Exercise prompt :: What you return must match the listing exactly, with every image removed.

☆ ☆ ☆

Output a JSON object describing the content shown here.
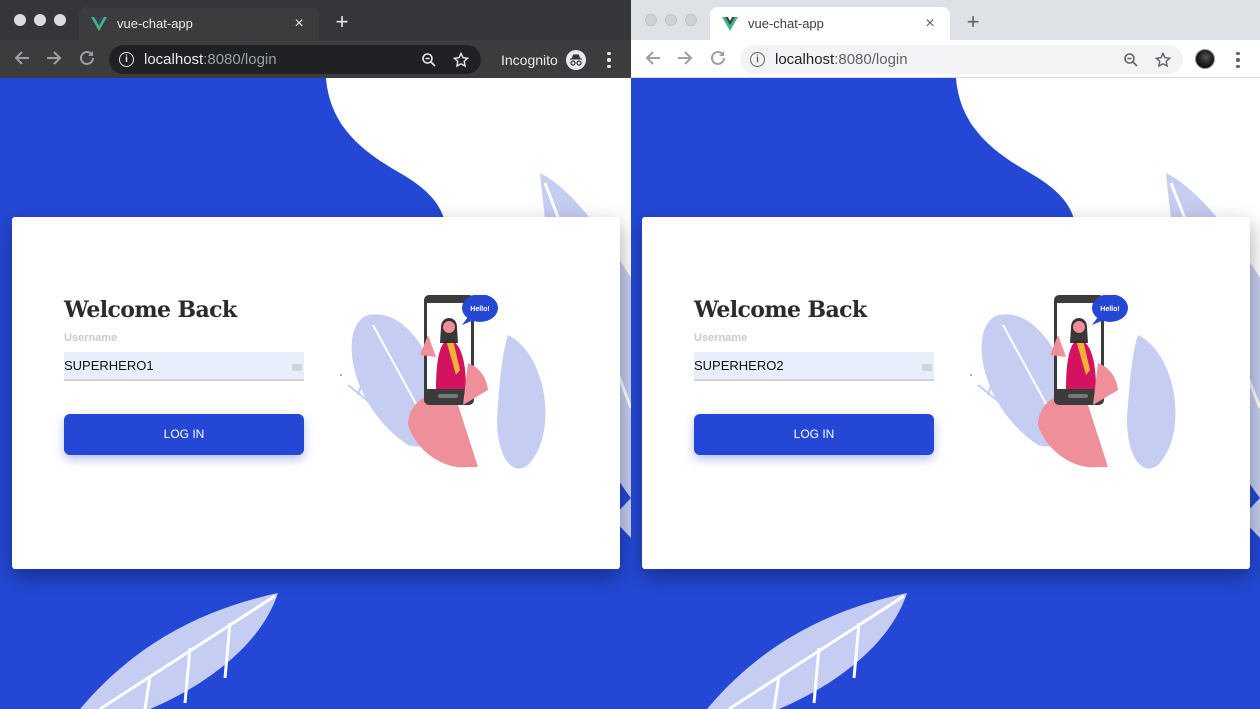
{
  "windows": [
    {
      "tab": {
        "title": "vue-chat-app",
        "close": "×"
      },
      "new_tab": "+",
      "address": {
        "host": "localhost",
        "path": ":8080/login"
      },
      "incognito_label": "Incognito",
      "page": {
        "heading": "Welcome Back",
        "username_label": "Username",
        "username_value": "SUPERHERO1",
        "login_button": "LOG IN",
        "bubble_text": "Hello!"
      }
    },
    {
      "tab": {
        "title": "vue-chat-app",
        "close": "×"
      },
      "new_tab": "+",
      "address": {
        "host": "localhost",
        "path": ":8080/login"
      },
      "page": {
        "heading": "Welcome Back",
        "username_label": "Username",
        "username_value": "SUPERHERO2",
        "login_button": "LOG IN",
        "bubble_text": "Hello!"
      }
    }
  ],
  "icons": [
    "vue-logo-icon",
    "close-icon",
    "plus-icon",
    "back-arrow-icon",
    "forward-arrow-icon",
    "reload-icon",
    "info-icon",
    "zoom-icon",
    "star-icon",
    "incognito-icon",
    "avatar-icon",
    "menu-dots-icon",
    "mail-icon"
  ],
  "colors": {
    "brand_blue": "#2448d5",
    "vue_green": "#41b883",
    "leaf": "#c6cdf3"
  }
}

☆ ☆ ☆

Solution for this problem ::
Output a JSON object describing the content shown here.
{
  "windows": [
    {
      "tab": {
        "title": "vue-chat-app",
        "close": "×"
      },
      "new_tab": "+",
      "address": {
        "host": "localhost",
        "path": ":8080/login"
      },
      "incognito_label": "Incognito",
      "page": {
        "heading": "Welcome Back",
        "username_label": "Username",
        "username_value": "SUPERHERO1",
        "login_button": "LOG IN",
        "bubble_text": "Hello!"
      }
    },
    {
      "tab": {
        "title": "vue-chat-app",
        "close": "×"
      },
      "new_tab": "+",
      "address": {
        "host": "localhost",
        "path": ":8080/login"
      },
      "page": {
        "heading": "Welcome Back",
        "username_label": "Username",
        "username_value": "SUPERHERO2",
        "login_button": "LOG IN",
        "bubble_text": "Hello!"
      }
    }
  ],
  "icons": [
    "vue-logo-icon",
    "close-icon",
    "plus-icon",
    "back-arrow-icon",
    "forward-arrow-icon",
    "reload-icon",
    "info-icon",
    "zoom-icon",
    "star-icon",
    "incognito-icon",
    "avatar-icon",
    "menu-dots-icon",
    "mail-icon"
  ],
  "colors": {
    "brand_blue": "#2448d5",
    "vue_green": "#41b883",
    "leaf": "#c6cdf3"
  }
}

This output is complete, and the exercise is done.